Who is Who in a Congressional Office
Washington Office Staff
Chief of Staff – Sometimes referred to as the administrative assistant, handles the overall office operations, including the assignment of work and the supervision of staff. Reports directly to the legislator and usually is responsible for evaluating the political outcomes of various legislative proposals and constituent requests.
Legislative Director - Monitors the legislative schedule and makes final recommendations to the legislator regarding particular issues.
Legislative Assistant – Possesses expertise in specific legislative areas. For example, an office may include a different legislative assistant for health issues, environmental matters and taxes. In most legislative offices, there are several legislative assistants with responsibilities and expertise in specific legislative areas.
Legislative Correspondent – Manages the legislator’s correspondence. Reads, logs and tallies letters and email from constituents and flags items for the legislator’s review.
Press Secretary or Communications Director- Manages the legislator’s relationship with the media and the general public. Is expected to know how to effectively promote the member’s views or positions on specific issues.

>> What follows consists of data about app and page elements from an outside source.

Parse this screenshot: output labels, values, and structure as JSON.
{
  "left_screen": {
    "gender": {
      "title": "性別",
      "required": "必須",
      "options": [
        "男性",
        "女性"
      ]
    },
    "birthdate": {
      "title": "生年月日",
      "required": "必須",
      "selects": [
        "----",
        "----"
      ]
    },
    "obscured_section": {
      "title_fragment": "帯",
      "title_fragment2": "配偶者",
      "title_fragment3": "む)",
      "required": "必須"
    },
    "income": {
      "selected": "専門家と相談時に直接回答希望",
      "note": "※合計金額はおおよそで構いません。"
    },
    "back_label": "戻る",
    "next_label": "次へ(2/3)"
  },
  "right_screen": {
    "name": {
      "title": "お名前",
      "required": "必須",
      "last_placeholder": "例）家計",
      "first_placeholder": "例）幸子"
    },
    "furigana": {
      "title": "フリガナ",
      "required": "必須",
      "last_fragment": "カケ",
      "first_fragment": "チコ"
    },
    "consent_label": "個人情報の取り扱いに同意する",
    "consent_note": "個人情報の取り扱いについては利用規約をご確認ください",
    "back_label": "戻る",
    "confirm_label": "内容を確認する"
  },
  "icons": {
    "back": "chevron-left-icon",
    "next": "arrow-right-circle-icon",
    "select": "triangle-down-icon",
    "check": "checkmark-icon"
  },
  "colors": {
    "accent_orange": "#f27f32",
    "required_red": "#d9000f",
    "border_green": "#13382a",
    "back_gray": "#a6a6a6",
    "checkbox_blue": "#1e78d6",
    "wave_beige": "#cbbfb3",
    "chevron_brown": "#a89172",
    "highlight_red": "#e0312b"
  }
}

Scheduler/ Executive Assistant- Manages the legislator’s schedule and makes travel arrangements, arranging speaking dates, visits to the district, etc.
A legislator also maintains staff in the district office. Take the time to get to know these individuals as well, given that they may be more familiar with your organization and its role in the local community.
District staff director – A legislator’s main point person in the district. Reports directly to the legislator about the local community and can help move along meeting requests and other information you may wish to convey to the legislator.
Caseworker - Aides with constituent requests by preparing replies for the member’s signature. Responsibilities also may include helping resolve problems constituents present in relation to federal agencies, e.g., Social Security and Medicare issues, veteran’s benefits and passports.